November 14, 2011
English 2200: A History of Theory and Criticism
Lecture: Friedrich Nietzsche
1869: Receives Doctorate in Philology (language formation) from U. of Leipzig
1872: Publishes “The Birth of Tragedy”
1889: Suffers mental breakdown
1897: Under care of sister, Elizabeth
- Why is tragedy so popular?
- Catharsis: Purging of emotions/dealing with and getting rid of negative
emotions. Catharsis is intensely pleasurable, yet evokes pain. Is catharsis
pleasure and pain at the same time?
- We try to keep tragedy out of our own lives, so we turn to tragedy so that we
can experience those emotions through a novel/movie

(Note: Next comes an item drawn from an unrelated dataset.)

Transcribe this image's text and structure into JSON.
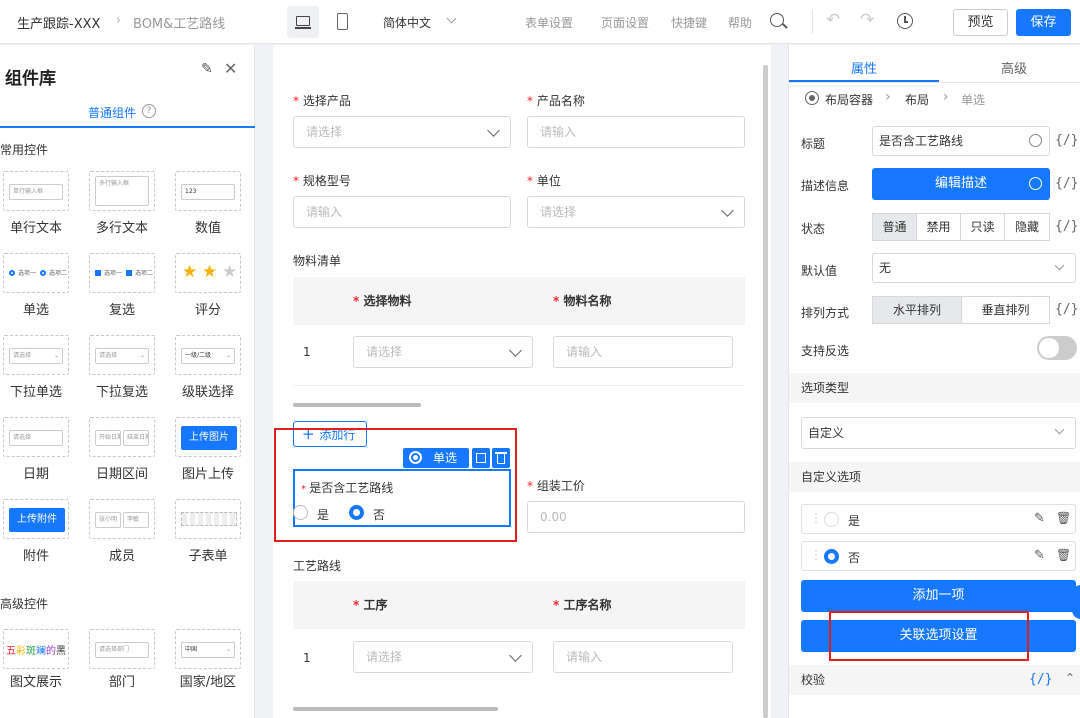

- We want to gain insight from human experiences, even tragic ones.
- If we like tragedy because it is relatable but yet keeps us at a safe distance, why
do we like massive scale tragedies like Hotel Rwanda? We feel just as deeply
about movies like this even though it’s hard to relate to for most of us.
- The goal of Aristotelian tragedy = Truth and Insight
- Does Nietzsche take any ideas from Aristotle?
- Some of Nietzsche’s works were required Nazi readings during WWII. He wasn’t anti-
semitic, but his sister was, and after his death she worked to make sure that the Nazi’s
took on some of Nietzsche’s thoughts as their own. It took a long time after WWII for it to
become acceptable to talk about Nietzsche.
- He loved art, held it in highest regard. Also a poet and composer (apparently a bad
one). He saw himself as an artist and creator above all.
- He believes that reality is meaningless, cold and brutal. By creating art (tragic art is
best), we can affirm our reality and escape our brutal realities.
- Tragic art makes sense of our emotions and makes us feel a communal connection to
- If everything in the world is crap, how do we get past this? Denial. Nietzsche saw this
as an important Christian value. He believed that Christian values were “useful lies”, like
saying “My life sucks right now, but I know God has a plan for me” is just a lie that we
tell ourselves to make ourselves feel better, it isn’t really true. We deny so that we can
go on with living.
Apollonian and Dionysian
- These are the two warring factions in Nietzsche’s views. November 14, 2011
- Apollo was the sun god, the god of seeing, prophecy, and truth. Dionysus was the god
of wine and partying.
- Nietzsche does not favour either view. You need both in order to live a balanced life in
- These two views are metaphysics to Nietzsche. Dionysian view is ‘below the surface’
like in psychoanalysis. It isn’t overtly stated.
- He believed that the death of tragedy occurred with the Socratic philosophy (logic) that
is raised to a level of truth.
- Big Truths are illusions that overlay small truths. So Apollonian views are “Big Truths”
and Dionysian view is all the “small truths” that the Apollonian view tries to cover up.
- eg. Big Truth (Apollonian): “You get your very own office, you’ll have so much
space, privacy, etc.!”
- small truth (Dionysian): Walking in to your “amazing” office early in the morning
to be greeted by dozens of centipedes all over everything.
- We try to ignore Dionysian truths, so we can have Apollonian ones.
- “Humanity is mighty architecture of genius”
- Says that all humans can be artists.
- Apollonian views are what we follow in order to deal with the Dionysian parts of life.
The Dionysian parts are the brutal realities (children starving, genocide, etc.) Anything
that makes you think that there’s really no point to life is Dionysian. But the Apollonian
way of looking at life makes the Dionysian parts manageable for us; it keeps it so we
don’t go totally crazy.
- If we got rid of the Apollonian and only had Dionysian, we would all become so
depressed that we’d all go insane. You need both to function.
- Tragedy is before individualization. Tragedy (particularly Greek Tragedy) is the balance
of Apollonian and Dionysian
- a solid becomes a gas without being a liquid in between (chemistry)
- The brutality of the Dionysian view is sublimated into a gas by Apollonian views.